A special service has taken place in memory of all police officers and staff who have lost their lives on duty in the UK. The Care of Police Survivors (COPS) annual Service of Remembrance was held on Sunday 28 July at the National Memorial Arboretum in Staffordshire. More than 1,000 people, including the surviving families of fallen officers, police staff and chiefs, as well as members of the public attended the emotive service at Alrewas, near Lichfield. The annual service is organised by COPS, a national charity that supports the families of police officers and staff who have died on duty.The event brings together survivors and the wider police family to provide a valuable opportunity for people to reflect and remember their loved ones, friends and colleagues. During the event at the Arboretum a Roll of Honour was read out to pay tribute to the five police officers who died on duty during the past 12 months. Four family members who had lost loved ones addressed the gathering and spoke to share memories of their officers and talk about how they had been supported by COPS.
A wreath laid to Cleveland Police during the Service of Remembrance at the National Memorial Arboretum. Credit Care of Police Survivors

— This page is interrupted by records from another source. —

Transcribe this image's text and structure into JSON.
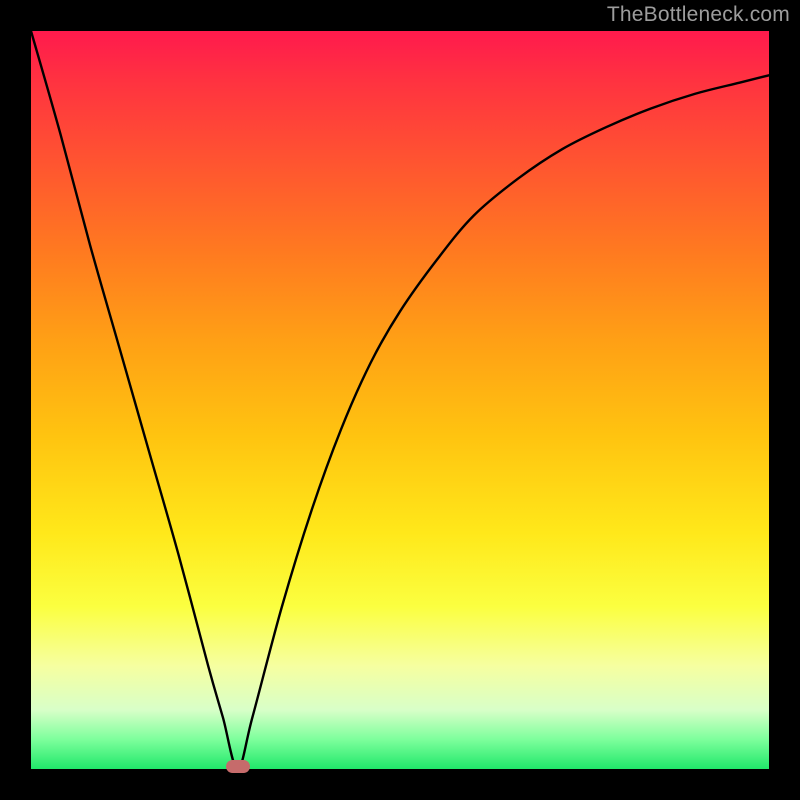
{
  "watermark": "TheBottleneck.com",
  "chart_data": {
    "type": "line",
    "title": "",
    "xlabel": "",
    "ylabel": "",
    "xlim": [
      0,
      100
    ],
    "ylim": [
      0,
      100
    ],
    "series": [
      {
        "name": "bottleneck-curve",
        "x": [
          0,
          4,
          8,
          12,
          16,
          20,
          24,
          26,
          28,
          30,
          34,
          38,
          42,
          46,
          50,
          55,
          60,
          66,
          72,
          78,
          84,
          90,
          96,
          100
        ],
        "y": [
          100,
          86,
          71,
          57,
          43,
          29,
          14,
          7,
          0,
          7,
          22,
          35,
          46,
          55,
          62,
          69,
          75,
          80,
          84,
          87,
          89.5,
          91.5,
          93,
          94
        ]
      }
    ],
    "marker": {
      "x": 28,
      "y": 0,
      "color": "#c66b6b"
    },
    "background_gradient": {
      "top": "#ff1a4d",
      "mid": "#ffe81a",
      "bottom": "#20e86a"
    }
  },
  "layout": {
    "image_size": 800,
    "frame_margin": 31,
    "plot_size": 738
  }
}
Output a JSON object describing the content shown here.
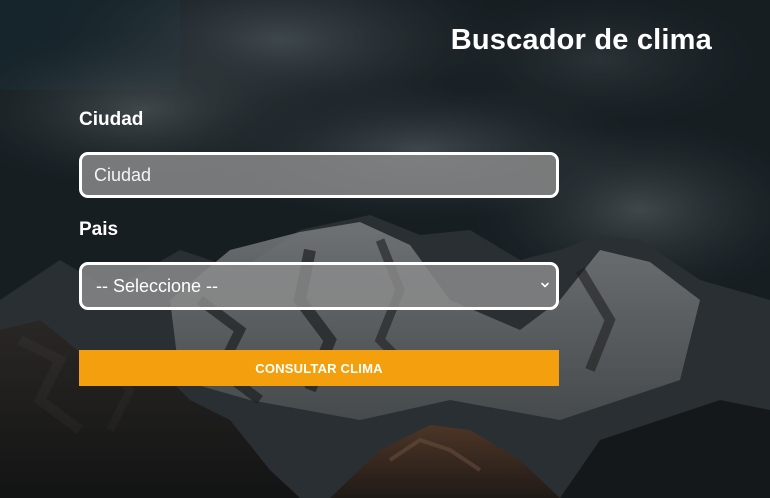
{
  "header": {
    "title": "Buscador de clima"
  },
  "form": {
    "city_label": "Ciudad",
    "city_placeholder": "Ciudad",
    "city_value": "",
    "country_label": "Pais",
    "country_selected": "-- Seleccione --",
    "submit_label": "CONSULTAR CLIMA"
  },
  "colors": {
    "accent": "#f49f0d",
    "field_bg": "#8c8c8c",
    "text": "#ffffff"
  },
  "icons": {
    "select_arrow": "chevron-down-icon"
  }
}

Despite last week's heatwave and torrential downpours, officers and survivors took part in the Police Unity Tour (PUT), which involved more than 460 riders and their support teams cycling the length and breadth of the UK. Their efforts culminated in a ride into the Arboretum ahead of the Service of Remembrance, with each cyclist representing an officer who lost their life on duty, as well as raising funds for COPS. This year the Unity Tour is set to raise more than £200,000. The Blue Knights, a motorcycle club for police officers, also paid tribute to the fallen by riding into the site as part of the Blue Knights Law Ride. The service was the conclusion of the charity's annual Survivor Weekend, a two-day event bringing together the families of officers who have died on duty to form friendships and lasting bonds. The weekend included an outing to Drayton Manor Theme Park for younger survivors, as well as relaxation sessions, craft workshops and more for the adults.

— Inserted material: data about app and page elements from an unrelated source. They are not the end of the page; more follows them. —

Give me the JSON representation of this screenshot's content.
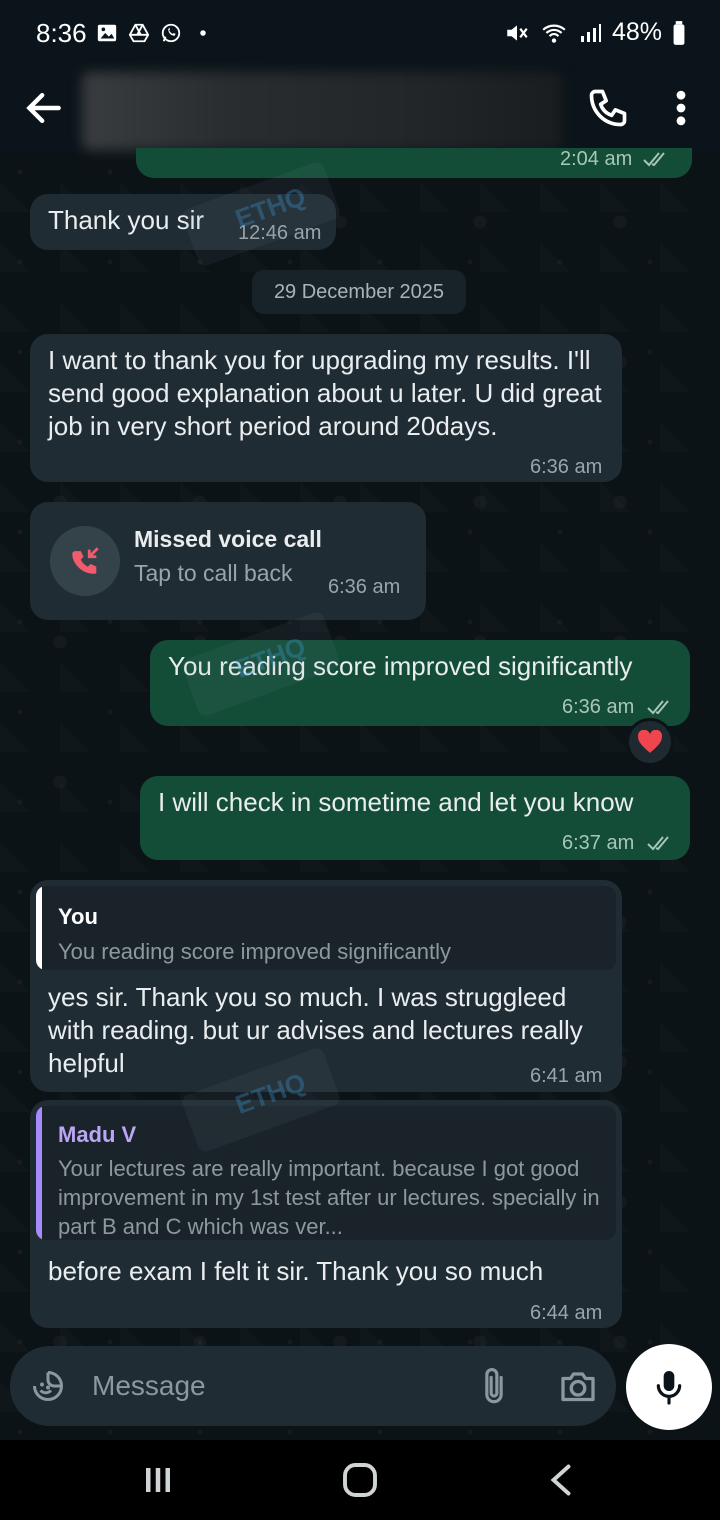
{
  "status_bar": {
    "time": "8:36",
    "battery": "48%",
    "left_icons": [
      "gallery-icon",
      "drive-icon",
      "whatsapp-icon",
      "dot-icon"
    ],
    "right_icons": [
      "mute-icon",
      "wifi-icon",
      "signal-icon",
      "battery-icon"
    ]
  },
  "header": {
    "contact_name": ""
  },
  "partial_top": {
    "time": "2:04 am"
  },
  "messages": [
    {
      "id": "m1",
      "direction": "in",
      "text": "Thank you sir",
      "time": "12:46 am"
    },
    {
      "id": "m2",
      "direction": "in",
      "text": "I want to thank you for upgrading my results. I'll send good explanation about u later. U did great job in very short period around 20days.",
      "time": "6:36 am"
    },
    {
      "id": "m3",
      "direction": "in",
      "type": "missed_call",
      "title": "Missed voice call",
      "subtitle": "Tap to call back",
      "time": "6:36 am"
    },
    {
      "id": "m4",
      "direction": "out",
      "text": "You reading score improved significantly",
      "time": "6:36 am",
      "reaction": "❤️"
    },
    {
      "id": "m5",
      "direction": "out",
      "text": "I will check in sometime and let you know",
      "time": "6:37 am"
    },
    {
      "id": "m6",
      "direction": "in",
      "quote_author": "You",
      "quote_text": "You reading score improved significantly",
      "text": "yes sir. Thank you so much.  I was struggleed with reading. but ur advises and lectures really helpful",
      "time": "6:41 am"
    },
    {
      "id": "m7",
      "direction": "in",
      "quote_author": "Madu V",
      "quote_text": "Your lectures are really important. because I got good improvement in my 1st test after ur lectures. specially in part B and C which was ver...",
      "text": "before exam I felt it sir. Thank you so much",
      "time": "6:44 am"
    }
  ],
  "date_separator": "29 December 2025",
  "watermark": "ETHQ",
  "composer": {
    "placeholder": "Message"
  },
  "colors": {
    "incoming_bubble": "#202c33",
    "outgoing_bubble": "#144d37",
    "read_ticks": "#a7c6b7",
    "missed_call_red": "#f15c6d",
    "quote_bar_you": "#ffffff",
    "quote_bar_madu": "#a78bfa",
    "quote_author_madu": "#b9a6f5"
  }
}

The Police Unity Tour arrives at the Arboretum. Credit Care of Police Survivors
Survivor and Family Liaison Officer, Samantha Dixon, 36, attended Survivor Weekend and the Service for the second time this year with her 16 months old son Parker. Samantha's husband, PC James Dixon, of Thames Valley, died in 2017. She said: "I was feeling nervous and a bit reluctant about going to Survivor Weekend last year as I hadn't long lost my husband. I wasn't sure if I was ready but everyone was so welcoming and I soon realised that sadly I wasn't on my own. I found myself surrounded by people who understood the loss of a police officer who had died doing their job and never came home which was very comforting. It's so important for people to get together to remember our loved ones and to support each other at the Service of Remembrance."
Hundreds of people join the Service of Remembrance. Credit Care of Police Survivors
COPS Chief Executive, Tim Buckley, said: "This is the biggest event in the COPS calendar and it's a chance for us to get as many survivors together as possible to support one another in rebuilding their lives. Being able to witness first-hand the power of peer support is undeniably powerful, as the weekend unfolds you see many new friendships being made and old ones reignited." Since its foundation in 2003, COPS has helped hundreds of families devastated by the loss of a loved one in the police service. For more information about the work of COPS, please visit ukcops.org. People can also sign up for a free quarterly newsletter by clicking on ukcops.org/newsletter-consent.php